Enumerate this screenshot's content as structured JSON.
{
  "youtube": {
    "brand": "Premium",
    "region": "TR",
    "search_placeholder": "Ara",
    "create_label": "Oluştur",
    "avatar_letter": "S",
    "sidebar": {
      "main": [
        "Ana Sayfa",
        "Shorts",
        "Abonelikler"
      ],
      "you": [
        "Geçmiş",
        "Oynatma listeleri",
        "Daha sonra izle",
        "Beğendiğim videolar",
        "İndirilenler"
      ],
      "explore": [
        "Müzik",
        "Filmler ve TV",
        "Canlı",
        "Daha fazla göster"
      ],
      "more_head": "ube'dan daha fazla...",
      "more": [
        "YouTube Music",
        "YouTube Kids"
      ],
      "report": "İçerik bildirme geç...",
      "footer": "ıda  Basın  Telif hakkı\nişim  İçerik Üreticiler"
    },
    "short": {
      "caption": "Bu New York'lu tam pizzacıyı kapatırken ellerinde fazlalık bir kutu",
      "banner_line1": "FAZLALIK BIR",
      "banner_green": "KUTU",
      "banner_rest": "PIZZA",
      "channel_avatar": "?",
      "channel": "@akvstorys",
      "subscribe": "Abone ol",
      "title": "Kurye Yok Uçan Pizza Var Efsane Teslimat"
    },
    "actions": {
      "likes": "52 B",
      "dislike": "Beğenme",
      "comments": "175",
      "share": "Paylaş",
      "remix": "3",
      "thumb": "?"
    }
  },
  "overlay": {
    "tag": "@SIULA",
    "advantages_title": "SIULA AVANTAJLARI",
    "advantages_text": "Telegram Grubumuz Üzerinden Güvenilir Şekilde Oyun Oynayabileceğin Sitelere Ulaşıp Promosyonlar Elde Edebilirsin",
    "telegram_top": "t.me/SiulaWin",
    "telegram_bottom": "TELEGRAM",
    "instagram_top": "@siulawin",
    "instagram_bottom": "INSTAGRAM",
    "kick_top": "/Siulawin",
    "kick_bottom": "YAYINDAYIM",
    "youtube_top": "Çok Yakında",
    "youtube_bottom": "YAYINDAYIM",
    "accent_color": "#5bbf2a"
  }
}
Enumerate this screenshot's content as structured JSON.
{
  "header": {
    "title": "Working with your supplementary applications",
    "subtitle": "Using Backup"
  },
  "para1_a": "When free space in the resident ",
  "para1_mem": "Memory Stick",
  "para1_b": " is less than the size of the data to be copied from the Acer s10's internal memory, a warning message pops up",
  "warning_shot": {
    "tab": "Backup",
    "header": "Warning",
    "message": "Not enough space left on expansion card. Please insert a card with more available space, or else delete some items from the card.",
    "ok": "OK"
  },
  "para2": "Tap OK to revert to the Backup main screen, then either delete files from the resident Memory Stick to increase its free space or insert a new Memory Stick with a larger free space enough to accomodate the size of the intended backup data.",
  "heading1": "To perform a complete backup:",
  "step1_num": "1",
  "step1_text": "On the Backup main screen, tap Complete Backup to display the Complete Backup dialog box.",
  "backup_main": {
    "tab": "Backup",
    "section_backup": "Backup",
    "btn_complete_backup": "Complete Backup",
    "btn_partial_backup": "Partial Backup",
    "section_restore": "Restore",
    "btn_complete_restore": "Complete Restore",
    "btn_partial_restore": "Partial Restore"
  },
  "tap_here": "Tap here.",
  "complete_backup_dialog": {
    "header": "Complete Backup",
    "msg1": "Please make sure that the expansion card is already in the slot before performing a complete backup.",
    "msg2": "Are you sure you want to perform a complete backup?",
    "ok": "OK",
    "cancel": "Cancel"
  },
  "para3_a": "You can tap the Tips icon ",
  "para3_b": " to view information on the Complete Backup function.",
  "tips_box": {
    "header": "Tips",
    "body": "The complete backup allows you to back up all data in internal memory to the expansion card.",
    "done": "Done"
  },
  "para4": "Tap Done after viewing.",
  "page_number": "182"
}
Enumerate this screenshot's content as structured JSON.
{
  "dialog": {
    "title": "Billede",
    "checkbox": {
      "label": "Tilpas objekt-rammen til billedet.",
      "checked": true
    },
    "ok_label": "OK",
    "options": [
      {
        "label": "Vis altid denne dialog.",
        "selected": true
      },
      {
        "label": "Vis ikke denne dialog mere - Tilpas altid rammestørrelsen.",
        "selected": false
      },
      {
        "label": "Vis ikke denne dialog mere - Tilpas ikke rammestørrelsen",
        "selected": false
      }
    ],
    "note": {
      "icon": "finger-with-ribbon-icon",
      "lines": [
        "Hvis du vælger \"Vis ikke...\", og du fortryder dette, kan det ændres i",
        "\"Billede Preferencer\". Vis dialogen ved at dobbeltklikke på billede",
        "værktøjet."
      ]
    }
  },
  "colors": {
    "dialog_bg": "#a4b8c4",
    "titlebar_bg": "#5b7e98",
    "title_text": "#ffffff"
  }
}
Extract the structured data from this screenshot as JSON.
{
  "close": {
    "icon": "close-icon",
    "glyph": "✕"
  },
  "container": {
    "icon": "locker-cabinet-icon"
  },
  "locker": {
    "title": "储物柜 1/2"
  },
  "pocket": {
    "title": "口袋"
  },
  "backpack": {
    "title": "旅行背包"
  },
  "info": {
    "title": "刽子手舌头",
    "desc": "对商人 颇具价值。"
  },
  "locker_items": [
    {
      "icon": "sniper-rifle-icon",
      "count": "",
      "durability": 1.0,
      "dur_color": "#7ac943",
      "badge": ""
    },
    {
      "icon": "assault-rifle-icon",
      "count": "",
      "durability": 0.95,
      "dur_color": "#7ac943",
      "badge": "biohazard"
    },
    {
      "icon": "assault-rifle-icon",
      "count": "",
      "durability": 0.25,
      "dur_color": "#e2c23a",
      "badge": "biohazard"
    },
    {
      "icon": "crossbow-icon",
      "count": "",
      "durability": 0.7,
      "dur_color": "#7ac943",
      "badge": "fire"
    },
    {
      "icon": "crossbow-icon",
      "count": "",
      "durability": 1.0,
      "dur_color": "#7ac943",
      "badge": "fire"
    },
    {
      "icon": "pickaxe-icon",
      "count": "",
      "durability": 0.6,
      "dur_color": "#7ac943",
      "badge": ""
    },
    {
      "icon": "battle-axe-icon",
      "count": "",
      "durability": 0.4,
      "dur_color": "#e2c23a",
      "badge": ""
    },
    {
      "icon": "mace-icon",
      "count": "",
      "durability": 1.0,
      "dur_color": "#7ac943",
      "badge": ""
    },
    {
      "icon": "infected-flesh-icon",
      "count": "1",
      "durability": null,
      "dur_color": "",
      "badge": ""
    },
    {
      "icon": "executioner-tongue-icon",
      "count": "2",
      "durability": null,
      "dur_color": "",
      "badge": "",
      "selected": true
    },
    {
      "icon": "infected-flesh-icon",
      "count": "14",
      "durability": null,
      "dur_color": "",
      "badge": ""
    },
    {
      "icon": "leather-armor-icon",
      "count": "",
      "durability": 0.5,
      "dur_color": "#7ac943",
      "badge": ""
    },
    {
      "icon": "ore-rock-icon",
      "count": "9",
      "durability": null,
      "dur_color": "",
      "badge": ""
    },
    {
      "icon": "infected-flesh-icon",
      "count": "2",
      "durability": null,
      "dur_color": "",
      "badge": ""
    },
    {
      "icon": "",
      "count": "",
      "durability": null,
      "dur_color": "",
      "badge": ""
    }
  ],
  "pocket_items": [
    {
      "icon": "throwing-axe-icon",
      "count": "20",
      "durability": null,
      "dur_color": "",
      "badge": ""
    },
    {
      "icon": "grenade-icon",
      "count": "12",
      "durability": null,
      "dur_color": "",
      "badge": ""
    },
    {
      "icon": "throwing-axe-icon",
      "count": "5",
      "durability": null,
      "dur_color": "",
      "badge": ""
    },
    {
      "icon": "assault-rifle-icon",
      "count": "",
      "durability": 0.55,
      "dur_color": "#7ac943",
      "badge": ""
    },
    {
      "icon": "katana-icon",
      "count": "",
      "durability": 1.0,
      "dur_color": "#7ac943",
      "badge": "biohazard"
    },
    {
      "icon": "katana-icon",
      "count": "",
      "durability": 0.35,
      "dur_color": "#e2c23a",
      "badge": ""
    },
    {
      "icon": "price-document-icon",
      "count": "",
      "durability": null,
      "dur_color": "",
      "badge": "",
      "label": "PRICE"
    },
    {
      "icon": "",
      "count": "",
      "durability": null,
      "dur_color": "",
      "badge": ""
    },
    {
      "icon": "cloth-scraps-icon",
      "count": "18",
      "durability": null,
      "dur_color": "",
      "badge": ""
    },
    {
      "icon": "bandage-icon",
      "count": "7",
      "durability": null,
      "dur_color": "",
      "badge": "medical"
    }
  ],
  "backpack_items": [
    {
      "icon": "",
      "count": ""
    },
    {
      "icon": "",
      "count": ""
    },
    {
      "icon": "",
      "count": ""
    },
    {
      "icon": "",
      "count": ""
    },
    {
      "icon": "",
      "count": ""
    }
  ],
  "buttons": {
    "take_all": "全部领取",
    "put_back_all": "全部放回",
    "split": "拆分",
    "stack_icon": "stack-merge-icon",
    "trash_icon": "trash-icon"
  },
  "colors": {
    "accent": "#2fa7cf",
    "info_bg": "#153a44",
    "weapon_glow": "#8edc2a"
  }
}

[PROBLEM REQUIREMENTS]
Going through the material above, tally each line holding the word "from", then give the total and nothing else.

[SOLUTION TO THIS PROBLEM]
4